Violin player Adina Tsai is featured in the latest edition of our video series TŌN Close-Ups.

She talks about her earliest musical memories, her favorite parts of playing in The Orchestra Now, and the surprising way livestock have been involved in making violins.

Zachary Silberschlag: I started buzzing and I never looked back

In the latest edition of our video series TŌN Close-Ups, trumpet player Zachary Silberschlag shares stories about his musical adventures as a child, talks about the perks of playing under Leon Botstein, and discusses different types of trumpets.
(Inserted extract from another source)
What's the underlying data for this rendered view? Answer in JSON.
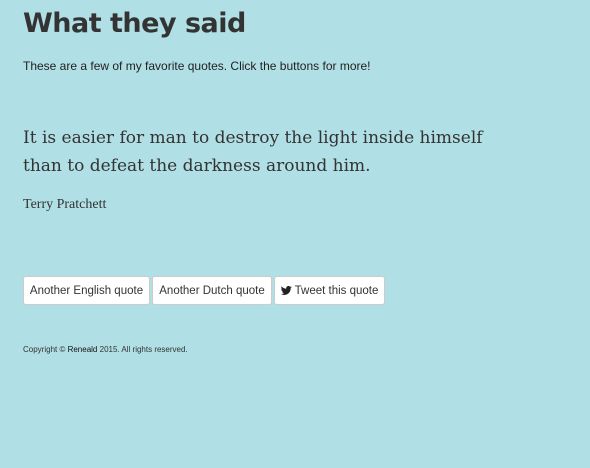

Omar Shelly: The viola as a question mark

Viola player Omar Shelly stars in the February edition of our video series TŌN Close-Ups.

He talks about the mystery of his instrument, the perks of having a varied taste in music, and what it takes to be part of The Orchestra Now.

Eleanor Lee: Let’s get physical

The January edition of our video series TŌN Close-Ups spotlights cello player Eleanor Lee.

She talks about the physicality of playing an instrument, the link between the cello and the human voice, and her hopes for the future of classical music.

Elias Rodriguez: It’s about who keeps going

Clarinet player Elias Rodriguez is featured in December’s edition of TŌN Close-Ups.

He talks about the versatility of his instrument, his love of the band Coldplay, and what it’s been like bonding with TŌN musicians from all over the world.

Milad Daniari: It started with “Jaws”

We are excited to debut our new video series TŌN Close-Ups, giving you behind-the-scenes access to some of our musicians.

This month we feature bass player Milad Daniari, who talks about the camaraderie among orchestra players, the connection with the audience, and how the movie Jaws helped him choose his instrument.